I did end up pulling up my Zucchini in an effort to try and curtail the spread of powdery mildew to my other plants. And, with the help of some neem, it seems like I may have things under control.
The lemon squash (I was obsessed with things that looked like lemons when ordering seeds) are coming in nicely, and all of my other squash plants are growing well and producing lots of male flowers just as they should.
The cucumbers are taking over. Several of the slicers have also pollinated and are starting to swell. The lemons (yes, I know) are a little harder to determine which I’m sure means they haven’t pollinated yet, but soon I’m certain.
Potatoes are harvested. Next year they will all be in grow bags or pots. In the ground the potatoes seem to sprawl away from the plant, so there is no telling how many spuds I may have missed, and they took up a fairly large amount of space for a relatively small yield.

Sowings this week include cowpeas where the potatoes were, scarlett runner beans where the zucchini were and okra where my pea fence once stood.
In honor of International Sunflower Guerilla Gardening Day I even planted a row of dwarf sunflowers in the front of my driveway garden.

And saving the best for last. Early last fall I started two artichoke plants in the driveway garden. I’ve watered and watched, watered and watched. Finally. Artichokes! In fact not one, not two, but three!

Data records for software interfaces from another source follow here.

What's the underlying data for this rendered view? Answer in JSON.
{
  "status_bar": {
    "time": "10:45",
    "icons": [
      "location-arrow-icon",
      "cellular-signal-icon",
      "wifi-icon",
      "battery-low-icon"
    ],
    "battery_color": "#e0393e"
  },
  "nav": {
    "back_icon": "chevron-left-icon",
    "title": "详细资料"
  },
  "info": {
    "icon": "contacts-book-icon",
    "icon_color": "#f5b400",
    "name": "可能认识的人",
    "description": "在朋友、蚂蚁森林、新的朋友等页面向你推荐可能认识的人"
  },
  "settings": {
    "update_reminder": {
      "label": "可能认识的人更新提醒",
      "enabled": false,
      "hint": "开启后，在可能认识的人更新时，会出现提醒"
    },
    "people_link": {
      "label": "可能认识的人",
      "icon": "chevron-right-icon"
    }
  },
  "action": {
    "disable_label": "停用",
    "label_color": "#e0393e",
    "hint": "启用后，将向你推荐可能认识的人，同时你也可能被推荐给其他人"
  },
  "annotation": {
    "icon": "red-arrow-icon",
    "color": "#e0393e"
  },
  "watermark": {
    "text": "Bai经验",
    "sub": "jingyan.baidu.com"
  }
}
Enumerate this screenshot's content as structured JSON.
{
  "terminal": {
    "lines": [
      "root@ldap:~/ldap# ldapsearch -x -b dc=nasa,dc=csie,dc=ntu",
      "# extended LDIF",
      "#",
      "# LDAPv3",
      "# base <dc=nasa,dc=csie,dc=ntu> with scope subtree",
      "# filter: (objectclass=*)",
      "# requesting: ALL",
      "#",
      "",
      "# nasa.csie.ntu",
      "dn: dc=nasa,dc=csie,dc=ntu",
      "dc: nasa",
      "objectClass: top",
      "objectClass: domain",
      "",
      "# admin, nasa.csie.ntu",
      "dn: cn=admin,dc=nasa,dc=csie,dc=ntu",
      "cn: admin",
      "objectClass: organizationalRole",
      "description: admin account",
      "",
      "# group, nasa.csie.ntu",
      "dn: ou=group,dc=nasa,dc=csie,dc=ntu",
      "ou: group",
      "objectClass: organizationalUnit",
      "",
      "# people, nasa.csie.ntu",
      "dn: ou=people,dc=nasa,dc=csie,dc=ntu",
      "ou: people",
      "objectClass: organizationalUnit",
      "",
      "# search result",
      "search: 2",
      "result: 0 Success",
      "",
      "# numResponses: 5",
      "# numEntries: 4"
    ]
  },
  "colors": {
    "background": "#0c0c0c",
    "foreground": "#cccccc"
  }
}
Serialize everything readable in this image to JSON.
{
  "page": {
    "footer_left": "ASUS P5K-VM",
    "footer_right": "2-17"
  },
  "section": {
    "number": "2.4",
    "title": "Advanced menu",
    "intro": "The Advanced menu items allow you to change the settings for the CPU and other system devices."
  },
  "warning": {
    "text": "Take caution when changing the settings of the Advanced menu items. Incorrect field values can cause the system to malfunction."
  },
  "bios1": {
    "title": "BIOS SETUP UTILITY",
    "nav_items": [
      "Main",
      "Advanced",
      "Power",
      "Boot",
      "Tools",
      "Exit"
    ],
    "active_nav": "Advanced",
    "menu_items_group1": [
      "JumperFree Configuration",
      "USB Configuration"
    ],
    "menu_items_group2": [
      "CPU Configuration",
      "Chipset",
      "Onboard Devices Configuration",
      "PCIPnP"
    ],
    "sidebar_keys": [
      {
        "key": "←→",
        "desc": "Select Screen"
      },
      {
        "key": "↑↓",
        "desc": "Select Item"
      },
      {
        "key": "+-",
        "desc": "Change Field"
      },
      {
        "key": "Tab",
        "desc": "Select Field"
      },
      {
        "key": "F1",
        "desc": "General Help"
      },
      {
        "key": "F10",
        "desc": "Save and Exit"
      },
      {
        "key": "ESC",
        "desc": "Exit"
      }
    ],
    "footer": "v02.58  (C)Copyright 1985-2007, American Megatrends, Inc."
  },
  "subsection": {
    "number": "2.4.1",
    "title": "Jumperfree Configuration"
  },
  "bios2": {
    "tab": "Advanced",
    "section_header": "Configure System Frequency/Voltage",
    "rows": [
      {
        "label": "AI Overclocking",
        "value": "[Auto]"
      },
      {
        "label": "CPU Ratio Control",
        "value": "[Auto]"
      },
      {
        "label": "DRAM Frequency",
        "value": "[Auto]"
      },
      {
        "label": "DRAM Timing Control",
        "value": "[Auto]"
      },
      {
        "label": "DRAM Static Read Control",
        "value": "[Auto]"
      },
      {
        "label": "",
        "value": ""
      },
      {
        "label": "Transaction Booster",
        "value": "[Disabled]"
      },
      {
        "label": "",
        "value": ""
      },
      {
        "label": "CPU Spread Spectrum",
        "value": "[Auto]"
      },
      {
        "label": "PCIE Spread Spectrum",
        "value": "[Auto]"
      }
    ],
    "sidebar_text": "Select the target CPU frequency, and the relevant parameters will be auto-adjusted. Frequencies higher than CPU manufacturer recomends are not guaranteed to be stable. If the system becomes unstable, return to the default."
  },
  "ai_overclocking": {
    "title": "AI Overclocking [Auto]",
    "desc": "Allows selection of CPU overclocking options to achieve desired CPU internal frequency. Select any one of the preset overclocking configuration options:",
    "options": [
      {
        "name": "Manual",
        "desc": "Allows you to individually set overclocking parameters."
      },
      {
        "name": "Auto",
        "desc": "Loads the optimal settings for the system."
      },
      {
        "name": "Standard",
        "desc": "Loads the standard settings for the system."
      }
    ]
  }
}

And finally a little help from mother nature. We got a really good soaking with some thunder storms last night. And coupled with a full moon this past week my garden is in full swing!